The introduction to this special issue argues that network breakdowns play an important and unacknowledged role in the shaping and emergence of scientific knowledge. It focuses on transnational scientific networks from the early modern Republic of Letters to 21st-century globalized science. It attempts to unite the disparate historiography of the early modern Republic of Letters, the literature on 20th-century globalization, and the scholarship on Actor-Network Theory. We can perceive two, seemingly contradictory, changes to scientific networks over the past four hundred years. At the level of individuals, networks have become increasing fragile, as developments in communication and transportation technologies, and the emergence of regimes of standardization and instrumentation, have made it easier both to create new constellations of people and materials, and to replace and rearrange them. But at the level of institutions, collaborations have become much more extensive and long-lived, with single projects routinely outlasting even the arc of a full scientific career. In the modern world, the strength of institutions and macro-networks often relies on ideological regimes of standardization and instrumentation that can flexibly replace elements and individuals at will.

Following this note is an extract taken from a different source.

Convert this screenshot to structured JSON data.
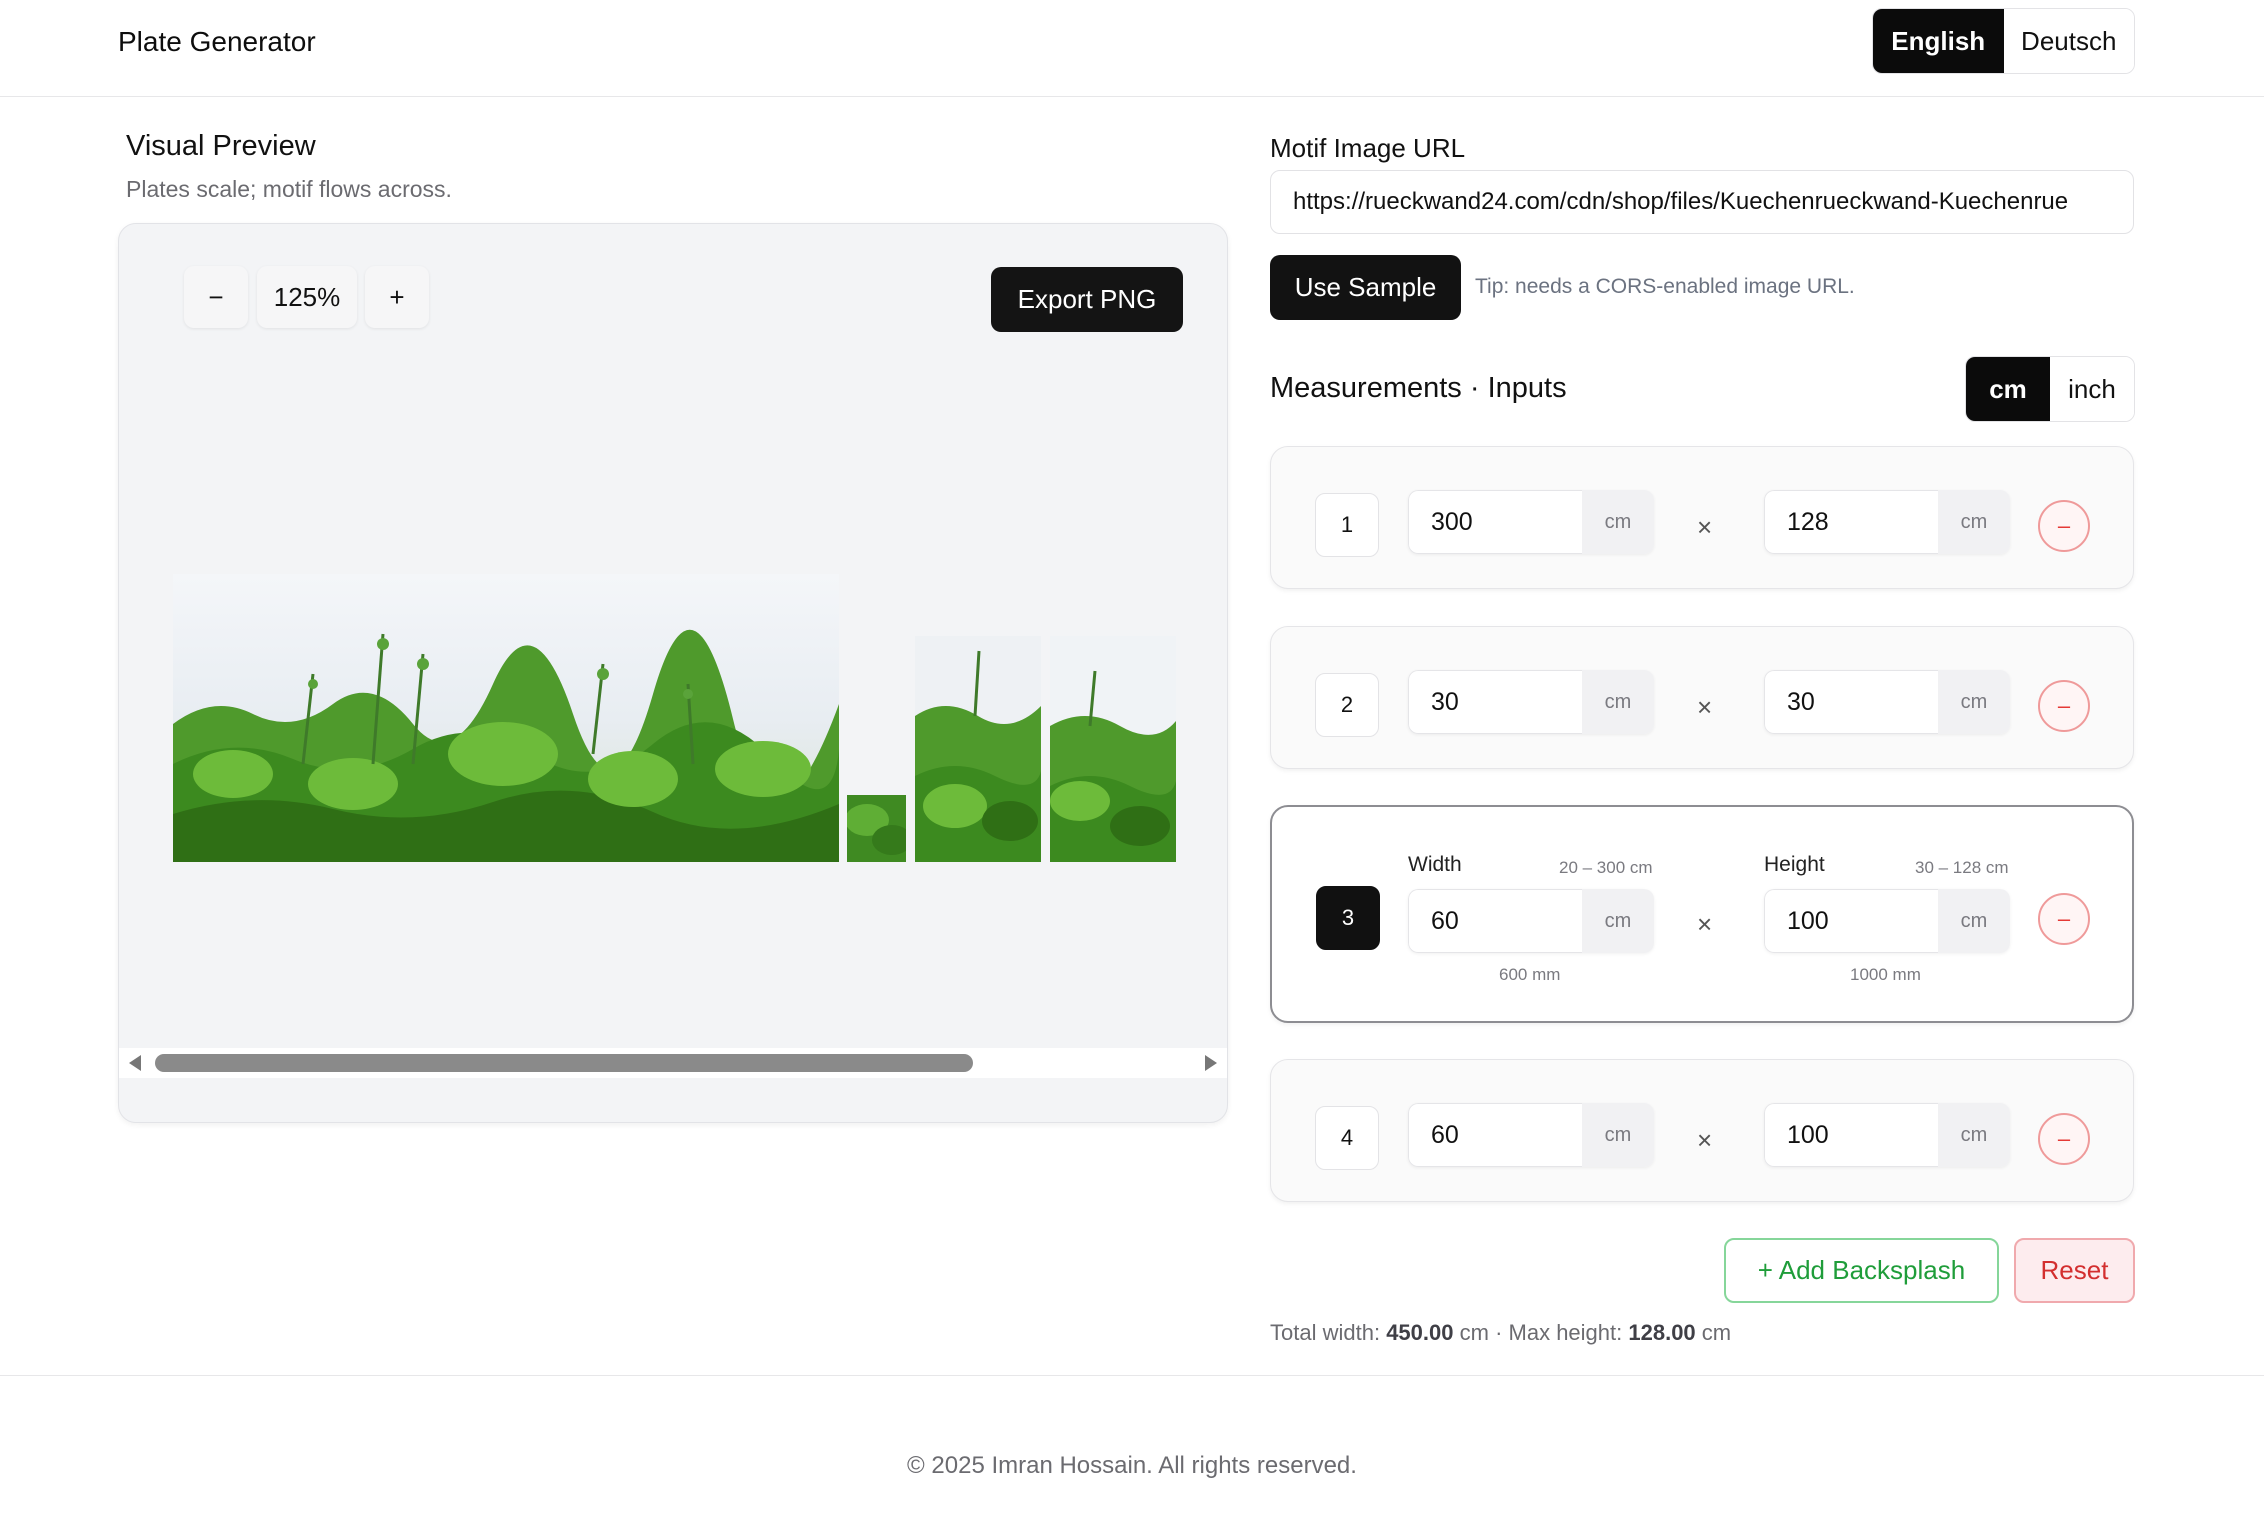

External DOI: https://doi.org/10.1177/0306312717706559
This record's URL: https://www.repository.cam.ac.uk/handle/1810/264175